Credit agency warns of budget strain from gas-tax-hike plan
A plan by Republican Gov. Chris Christie and the Legislature to raise the gas tax by 23 cents could strain New Jersey's budget, a rating agency said Monday.
Moody's said the plan, which would also cut other taxes while establishing an eight-year $16 billion transportation trust fund, is a credit negative.
The Democrat-led Legislature passed the measure with bipartisan support Friday. Christie has not acted on the legislation, though he said he supports it.
The Assembly and Senate voted on the deal after Christie met with Democratic Assembly Speaker Vincent Prieto and Democratic Senate President Steve Sweeney and agreed to it.
The legislation would cut the sales tax from 7 percent to 6.625 percent over 15 months while phasing out the estate tax.
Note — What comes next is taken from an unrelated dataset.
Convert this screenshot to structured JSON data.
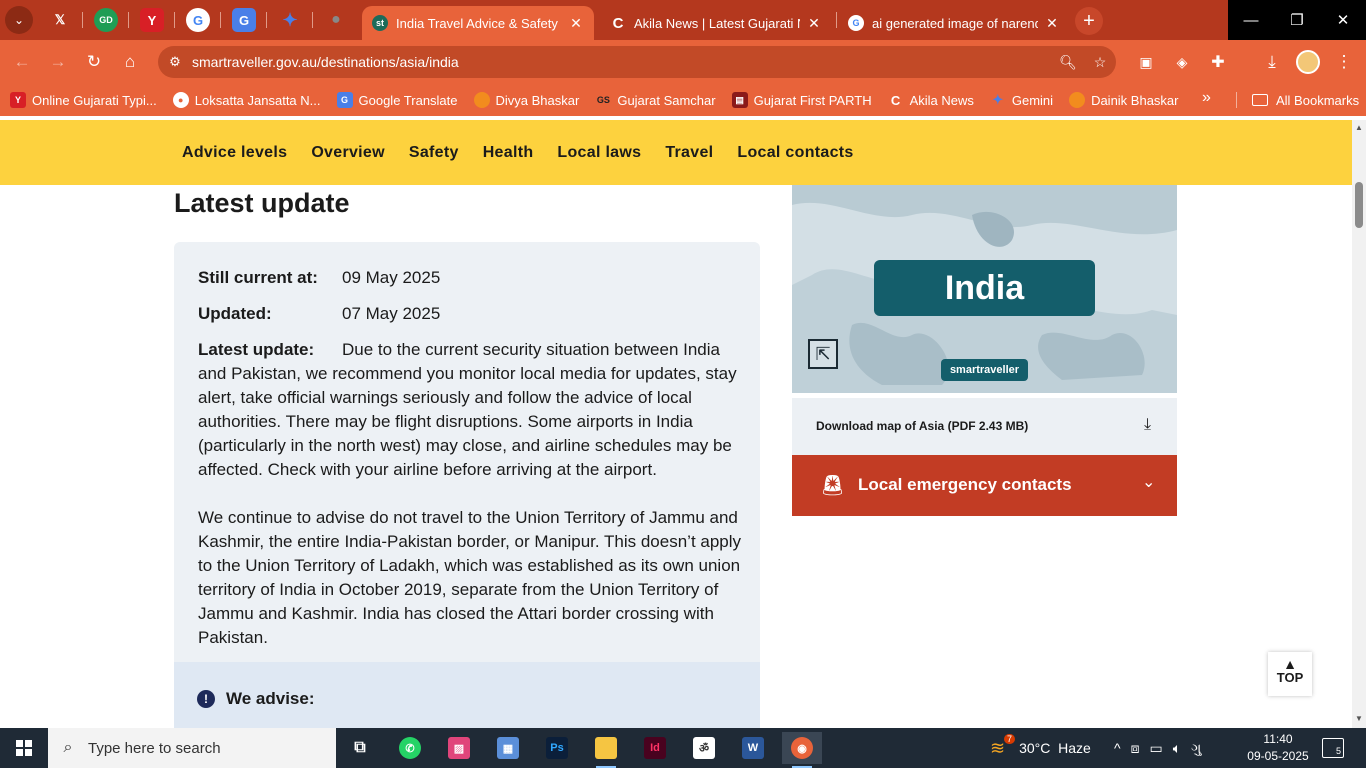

Moody's says the changes would carry a cost of $1.4 billion by fiscal year 2021, along with an average annual increase in pension contributions of $711 million through 2023.
"The annual revenue loss in future years will worsen the state's budget challenges," Moody's said in a statement.
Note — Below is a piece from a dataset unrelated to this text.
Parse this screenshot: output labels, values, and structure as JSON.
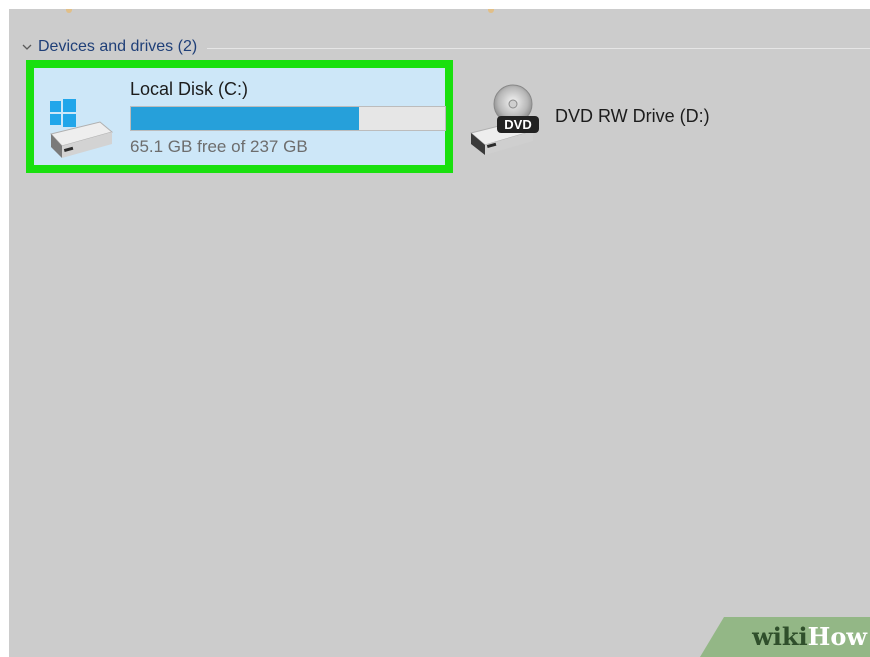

Messages left with Christie's office and Democratic legislative leaders were not immediately returned.
Moody's statement is not a credit downgrade, but the agency says its outlook shows the possible effect the development can have on the state's credit.
The credit rating helps determine how costly it is for the state to borrow money for projects. Under Christie, the state's rating has been downgraded three times by each of the three major credit-rating agencies.